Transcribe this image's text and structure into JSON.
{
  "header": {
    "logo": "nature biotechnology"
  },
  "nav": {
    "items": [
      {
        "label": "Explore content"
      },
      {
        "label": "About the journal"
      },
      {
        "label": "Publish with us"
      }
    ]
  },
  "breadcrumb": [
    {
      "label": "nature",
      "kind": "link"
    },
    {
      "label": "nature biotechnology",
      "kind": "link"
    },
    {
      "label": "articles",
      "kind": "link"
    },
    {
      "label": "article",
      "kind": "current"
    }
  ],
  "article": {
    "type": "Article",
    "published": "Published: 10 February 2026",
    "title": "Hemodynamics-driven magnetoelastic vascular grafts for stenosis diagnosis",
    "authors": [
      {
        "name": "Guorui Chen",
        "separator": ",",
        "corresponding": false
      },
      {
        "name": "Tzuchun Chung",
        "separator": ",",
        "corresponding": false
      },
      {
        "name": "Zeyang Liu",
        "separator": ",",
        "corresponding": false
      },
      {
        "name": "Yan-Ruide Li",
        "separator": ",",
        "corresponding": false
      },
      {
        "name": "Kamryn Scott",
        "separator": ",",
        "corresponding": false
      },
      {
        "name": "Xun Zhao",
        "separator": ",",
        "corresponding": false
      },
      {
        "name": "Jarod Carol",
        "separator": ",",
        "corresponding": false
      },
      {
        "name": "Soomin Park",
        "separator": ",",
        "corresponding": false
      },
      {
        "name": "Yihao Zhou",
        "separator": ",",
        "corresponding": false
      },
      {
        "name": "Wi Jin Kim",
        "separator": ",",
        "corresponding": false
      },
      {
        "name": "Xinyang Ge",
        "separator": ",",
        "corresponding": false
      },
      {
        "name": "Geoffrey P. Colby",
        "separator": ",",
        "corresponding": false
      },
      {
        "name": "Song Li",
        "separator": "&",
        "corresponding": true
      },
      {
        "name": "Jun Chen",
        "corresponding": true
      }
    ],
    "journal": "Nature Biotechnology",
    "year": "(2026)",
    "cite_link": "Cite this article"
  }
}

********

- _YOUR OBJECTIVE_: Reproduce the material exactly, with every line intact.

- _WRITTEN ANSWER_:
Transcribe this image's text and structure into JSON.
{
  "header": {
    "logo": "nature biotechnology"
  },
  "nav": {
    "items": [
      {
        "label": "Explore content"
      },
      {
        "label": "About the journal"
      },
      {
        "label": "Publish with us"
      }
    ]
  },
  "breadcrumb": [
    {
      "label": "nature",
      "kind": "link"
    },
    {
      "label": "nature biotechnology",
      "kind": "link"
    },
    {
      "label": "articles",
      "kind": "link"
    },
    {
      "label": "article",
      "kind": "current"
    }
  ],
  "article": {
    "type": "Article",
    "published": "Published: 10 February 2026",
    "title": "Hemodynamics-driven magnetoelastic vascular grafts for stenosis diagnosis",
    "authors": [
      {
        "name": "Guorui Chen",
        "separator": ",",
        "corresponding": false
      },
      {
        "name": "Tzuchun Chung",
        "separator": ",",
        "corresponding": false
      },
      {
        "name": "Zeyang Liu",
        "separator": ",",
        "corresponding": false
      },
      {
        "name": "Yan-Ruide Li",
        "separator": ",",
        "corresponding": false
      },
      {
        "name": "Kamryn Scott",
        "separator": ",",
        "corresponding": false
      },
      {
        "name": "Xun Zhao",
        "separator": ",",
        "corresponding": false
      },
      {
        "name": "Jarod Carol",
        "separator": ",",
        "corresponding": false
      },
      {
        "name": "Soomin Park",
        "separator": ",",
        "corresponding": false
      },
      {
        "name": "Yihao Zhou",
        "separator": ",",
        "corresponding": false
      },
      {
        "name": "Wi Jin Kim",
        "separator": ",",
        "corresponding": false
      },
      {
        "name": "Xinyang Ge",
        "separator": ",",
        "corresponding": false
      },
      {
        "name": "Geoffrey P. Colby",
        "separator": ",",
        "corresponding": false
      },
      {
        "name": "Song Li",
        "separator": "&",
        "corresponding": true
      },
      {
        "name": "Jun Chen",
        "corresponding": true
      }
    ],
    "journal": "Nature Biotechnology",
    "year": "(2026)",
    "cite_link": "Cite this article"
  }
}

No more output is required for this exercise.